Sign Up 1

When class ended that day, I went into the Remind app to check on how many of my students had signed up. To my dismay, only two students had done so! I had spent the last fifteen minutes of class explaining the app and setting it up. My students had seemed on board, and I thought they would be relieved to get reminders about their assignments. I guess I was wrong. At this point, I decided to wait another day to see if my students would sign up over night… I got one more student by the next morning.

Sign Up 2

The next day, I confronted my class about why they had not signed up. I got varying answers, but it seemed like some students were wary about getting reminders, and others simply weren’t interested.
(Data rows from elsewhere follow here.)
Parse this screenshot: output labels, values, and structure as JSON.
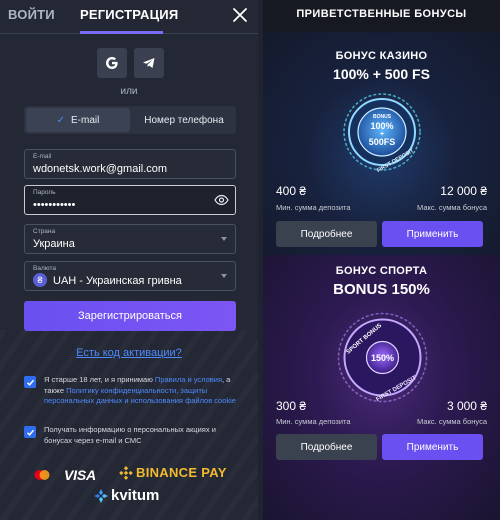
{
  "auth": {
    "tab_login": "ВОЙТИ",
    "tab_register": "РЕГИСТРАЦИЯ",
    "social": [
      "google-icon",
      "telegram-icon"
    ],
    "or_text": "или",
    "method_email": "E-mail",
    "method_phone": "Номер телефона",
    "email_label": "E-mail",
    "email_value": "wdonetsk.work@gmail.com",
    "password_label": "Пароль",
    "password_value": "•••••••••••",
    "country_label": "Страна",
    "country_value": "Украина",
    "currency_label": "Валюта",
    "currency_symbol": "₴",
    "currency_value": "UAH - Украинская гривна",
    "register_button": "Зарегистрироваться",
    "promo_link": "Есть код активации?",
    "consent1_text": "Я старше 18 лет, и я принимаю ",
    "consent1_link1": "Правила и условия",
    "consent1_mid": ", а также ",
    "consent1_link2": "Политику конфиденциальности, защиты персональных данных и использования файлов cookie",
    "consent2_text": "Получать информацию о персональных акциях и бонусах через e-mail и СМС",
    "payments": {
      "visa": "VISA",
      "binance": "BINANCE PAY",
      "kvitum": "kvitum"
    },
    "colors": {
      "accent": "#6a50f0",
      "link": "#4f8bff",
      "panel": "#232834"
    }
  },
  "bonuses": {
    "title": "ПРИВЕТСТВЕННЫЕ БОНУСЫ",
    "casino": {
      "title": "БОНУС КАЗИНО",
      "headline": "100% + 500 FS",
      "medal_top": "BONUS",
      "medal_line1": "100%",
      "medal_line2": "+",
      "medal_line3": "500FS",
      "medal_bottom": "FIRST DEPOSIT",
      "min_amount": "400 ₴",
      "min_label": "Мин. сумма депозита",
      "max_amount": "12 000 ₴",
      "max_label": "Макс. сумма бонуса",
      "more_button": "Подробнее",
      "apply_button": "Применить"
    },
    "sport": {
      "title": "БОНУС СПОРТА",
      "headline": "BONUS 150%",
      "medal_top": "SPORT BONUS",
      "medal_center": "150%",
      "medal_bottom": "FIRST DEPOSIT",
      "min_amount": "300 ₴",
      "min_label": "Мин. сумма депозита",
      "max_amount": "3 000 ₴",
      "max_label": "Макс. сумма бонуса",
      "more_button": "Подробнее",
      "apply_button": "Применить"
    }
  }
}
I got a few more students to sign up that morning after I explained the concept again. However, I certainly couldn’t force the rest of my students to sign up. It was at this point that I accepted the fact that the app was not very popular with my class and that I wasn’t going to be able to get all of them to embrace it. I contemplated contacting parents for support, but I eventually decided against it. I imagined trying to explain to parents how Remind functioned, and shuddered at the thought of having to explain all of the nuances multiple times. Right or wrong, I ultimately decided against it.

At this point, I decided that since some students wanted to receive reminders, it was worth using the app with them. Over the next few weeks, my small cadre of students and I experimented using Remind.
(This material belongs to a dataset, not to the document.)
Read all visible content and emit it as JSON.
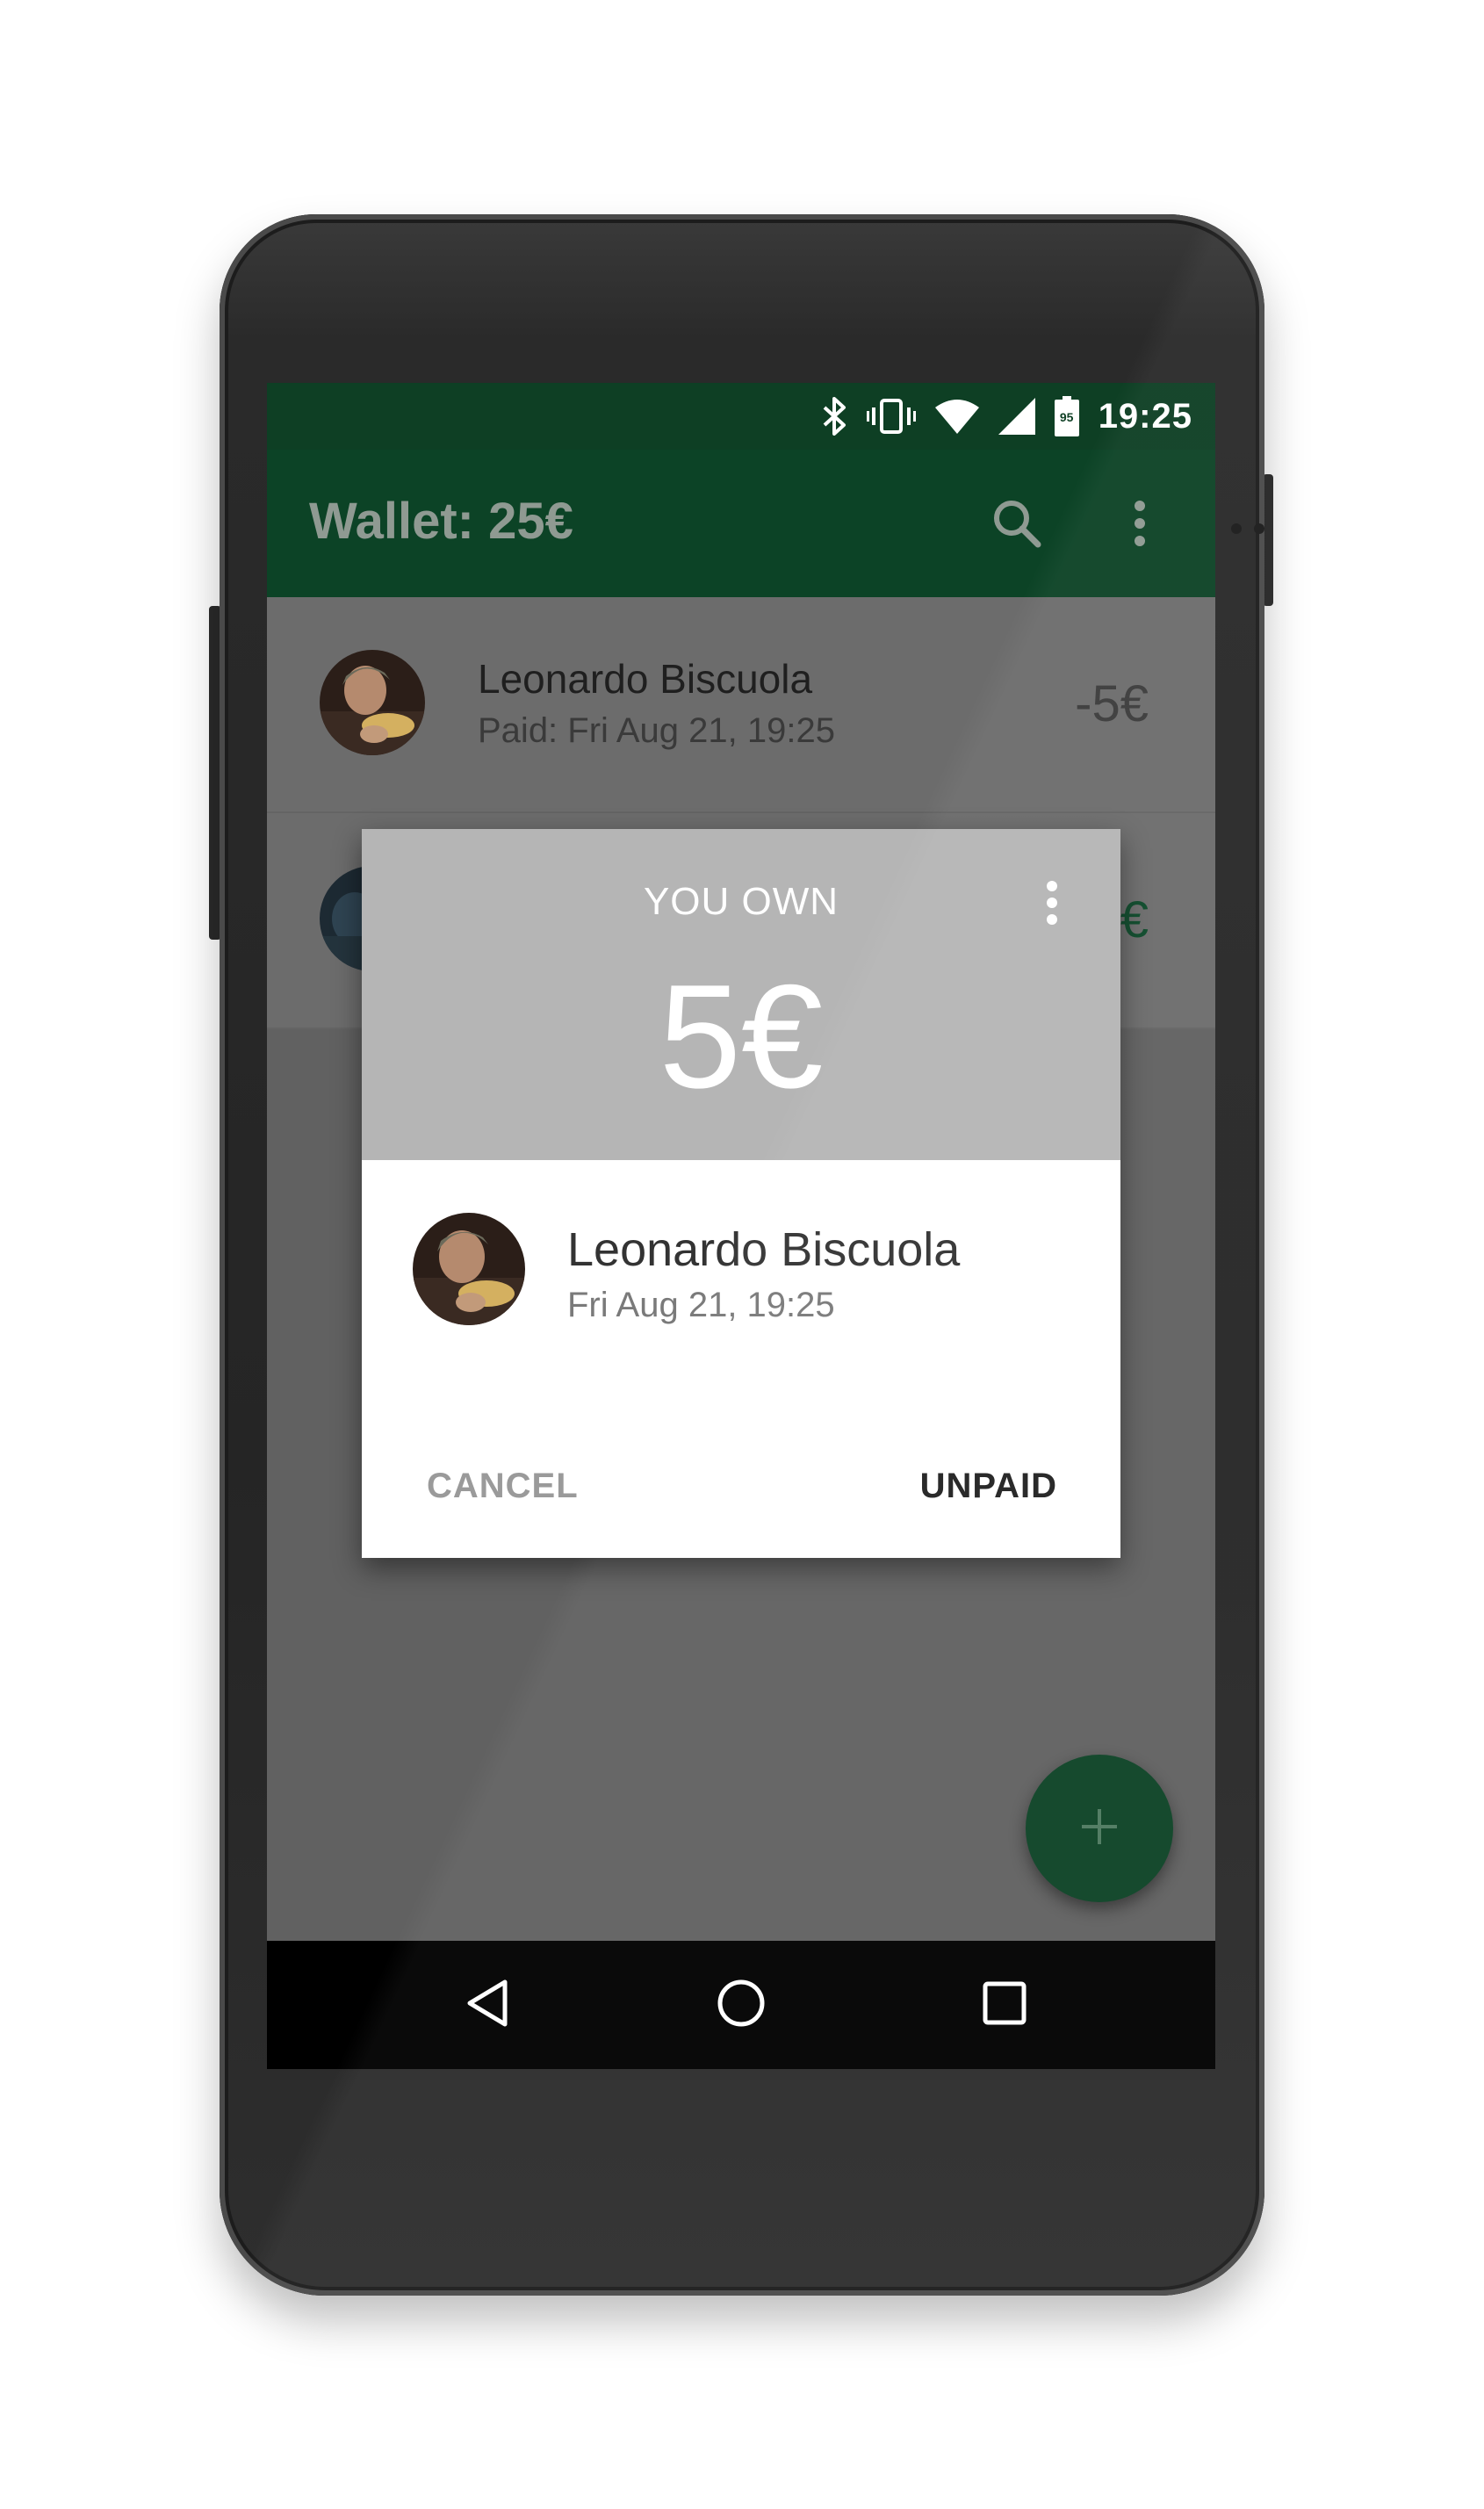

It didn’t go well.

The reason why is slightly embarrassing, and foolish. For the life of me, I couldn’t remember to send the reminders. I would write a note in my lesson plan book, and set reminders in my mobile phone, but I still couldn’t seem to send the reminders out.

Don’t get me wrong, I was able to send a few. These reminders told students to complete their homework or study for a test.

Reminder 1

However, nine times out of ten, I would completely forget. I know this seems odd, but after a day of teaching, lesson planning, grading, and dealing with other school responsibilities, when I got home, reminding students to do their homework was the last thing on my mind. I would be cooking dinner, catching up with my spouse, watching a favorite TV show, or reading a book.

Reminder 2

Remind typically didn’t enter my mind. Maybe this says something about my ability to separate work and personal life (a healthy ability I think). In full disclosure, this whole blog post has been written with the intent of sharing this message: I DON’T WANT TO USE REMIND! Phew, I feel so much better. I had to get that off my chest. This app, although wonderfully made, well meaning, and valuable, is not for me.

My students will have to use their agenda books, personal reminders, and my reminders in class to remember to do their work at home (GASP!). Furthermore, I’m not sure that it should be my job to remind students in the evening that they must complete work.

I literally can’t go home with my students to make sure they complete work, and maybe that is a good thing. I think two important skills that should be learned in high school are organization and responsibility. Students must learn ways that they can remember to do assignments or tasks. There will come a time in their lives where teachers and parents won’t be there to hold their hands.

Moreover, maybe some of my students don’t want to be reminded or don’t want to complete their assignments. I will do all I can to motivate my students and teach them the skills they need to be a successful in my class. However, I can’t make them do their homework. I’ll cajole them, beg, plead, bribe them with candy, but this experiment taught me that I’m not going to force students to remember to complete their work.

In conclusion, Remind may be a helpful tool for some people and in certain instances. For example my coworker and I use it with a History Club we co-lead, and it is great way to remind students of meetings and events. However, it is not an app I want to employ on a day-to-day basis as a way to remind students to complete their homework.